**EXERCISE OBJECTIVE**:
Return each line below holding the string "millet".

** SUPPLIED RECORDS follows **

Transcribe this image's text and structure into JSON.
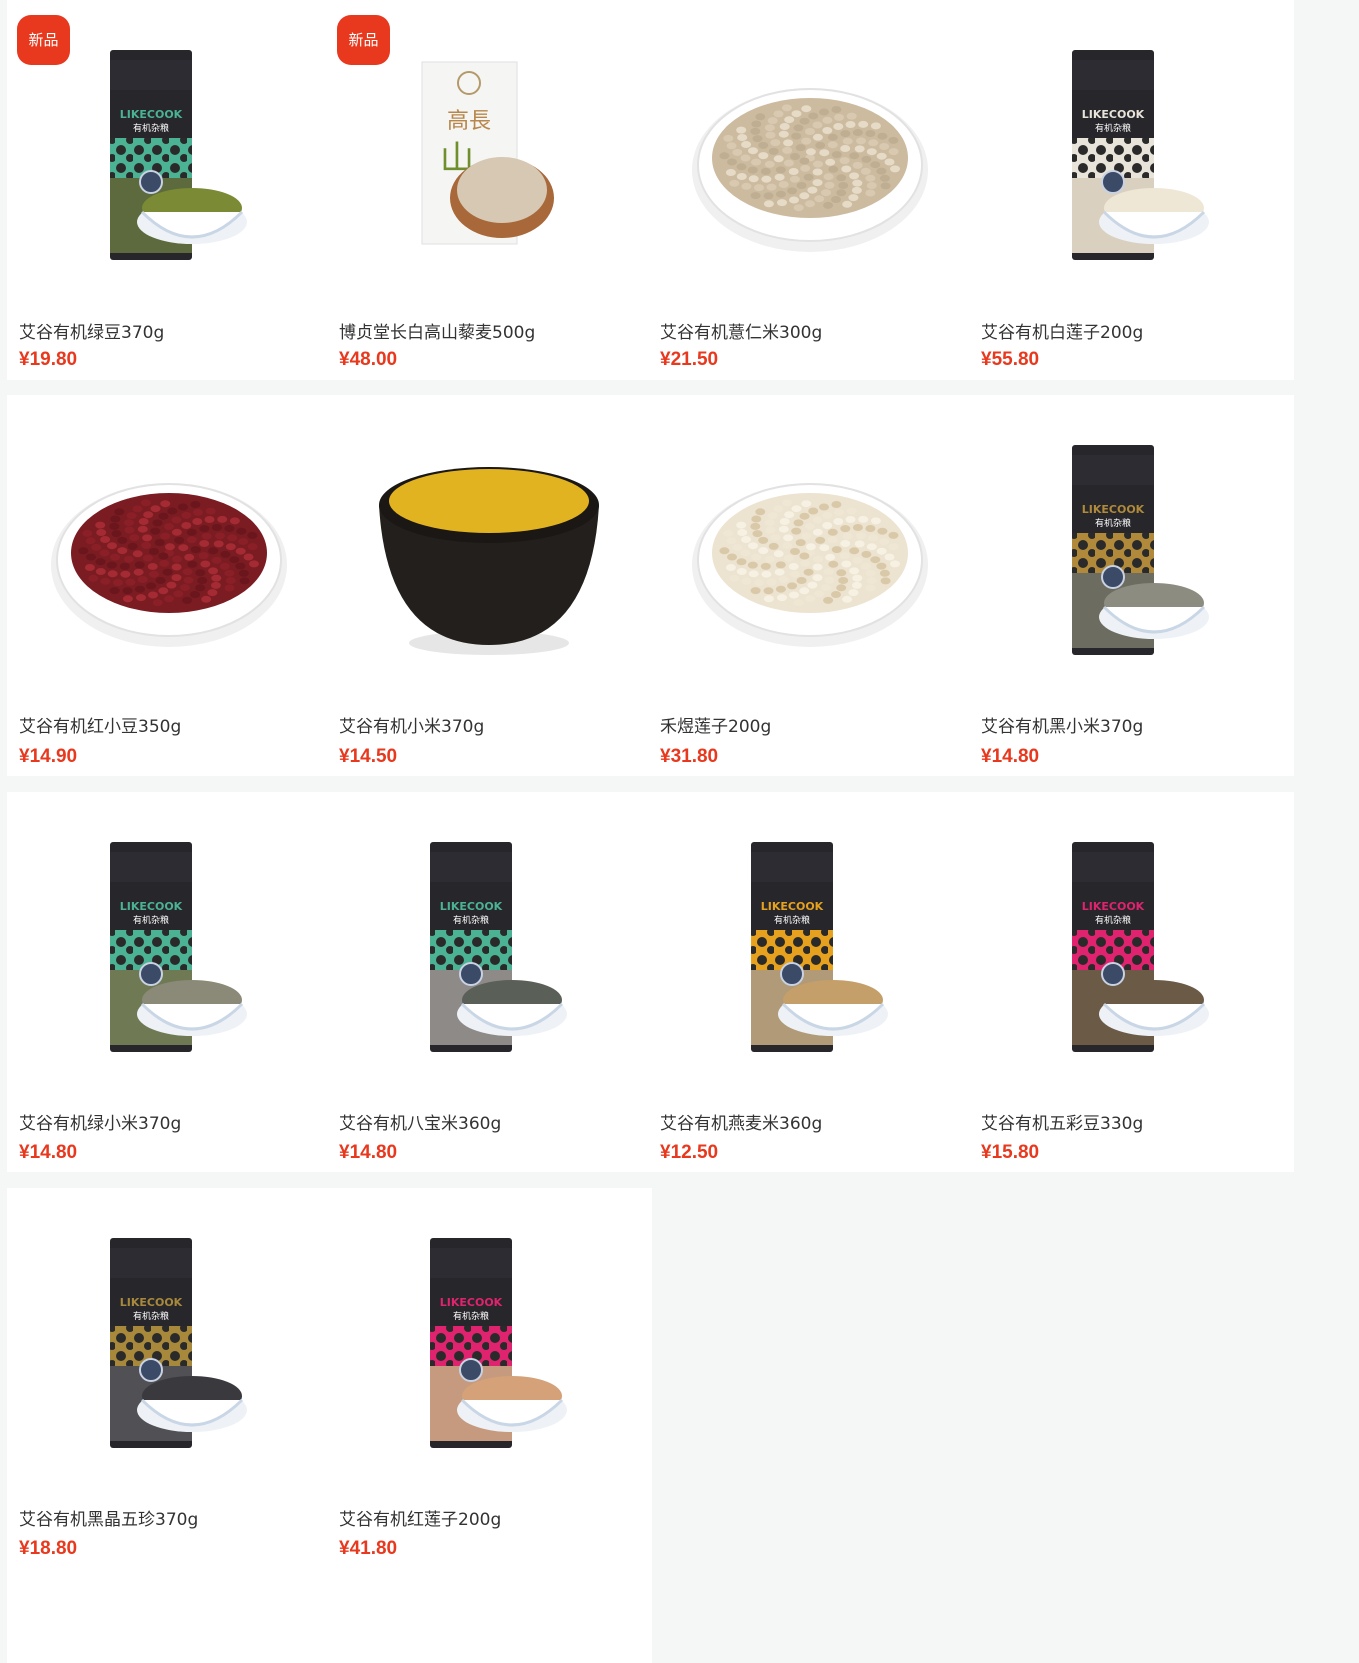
{
  "badge_label": "新品",
  "colors": {
    "price": "#e8381d",
    "badge": "#e8381d",
    "background": "#f5f6f6",
    "card": "#ffffff"
  },
  "products": [
    {
      "name": "艾谷有机绿豆370g",
      "price": "¥19.80",
      "badge": true,
      "image": "bag-teal-mungbean"
    },
    {
      "name": "博贞堂长白高山藜麦500g",
      "price": "¥48.00",
      "badge": true,
      "image": "box-quinoa"
    },
    {
      "name": "艾谷有机薏仁米300g",
      "price": "¥21.50",
      "badge": false,
      "image": "plate-barley"
    },
    {
      "name": "艾谷有机白莲子200g",
      "price": "¥55.80",
      "badge": false,
      "image": "bag-white-lotus"
    },
    {
      "name": "艾谷有机红小豆350g",
      "price": "¥14.90",
      "badge": false,
      "image": "plate-red-bean"
    },
    {
      "name": "艾谷有机小米370g",
      "price": "¥14.50",
      "badge": false,
      "image": "bowl-millet"
    },
    {
      "name": "禾煜莲子200g",
      "price": "¥31.80",
      "badge": false,
      "image": "plate-lotus"
    },
    {
      "name": "艾谷有机黑小米370g",
      "price": "¥14.80",
      "badge": false,
      "image": "bag-black-millet"
    },
    {
      "name": "艾谷有机绿小米370g",
      "price": "¥14.80",
      "badge": false,
      "image": "bag-green-millet"
    },
    {
      "name": "艾谷有机八宝米360g",
      "price": "¥14.80",
      "badge": false,
      "image": "bag-eight-treasure"
    },
    {
      "name": "艾谷有机燕麦米360g",
      "price": "¥12.50",
      "badge": false,
      "image": "bag-oat"
    },
    {
      "name": "艾谷有机五彩豆330g",
      "price": "¥15.80",
      "badge": false,
      "image": "bag-five-bean"
    },
    {
      "name": "艾谷有机黑晶五珍370g",
      "price": "¥18.80",
      "badge": false,
      "image": "bag-black-crystal"
    },
    {
      "name": "艾谷有机红莲子200g",
      "price": "¥41.80",
      "badge": false,
      "image": "bag-red-lotus"
    }
  ]
}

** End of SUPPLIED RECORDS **

**YOUR SOLUTION**:
      "image": "bowl-millet"
      "image": "bag-black-millet"
      "image": "bag-green-millet"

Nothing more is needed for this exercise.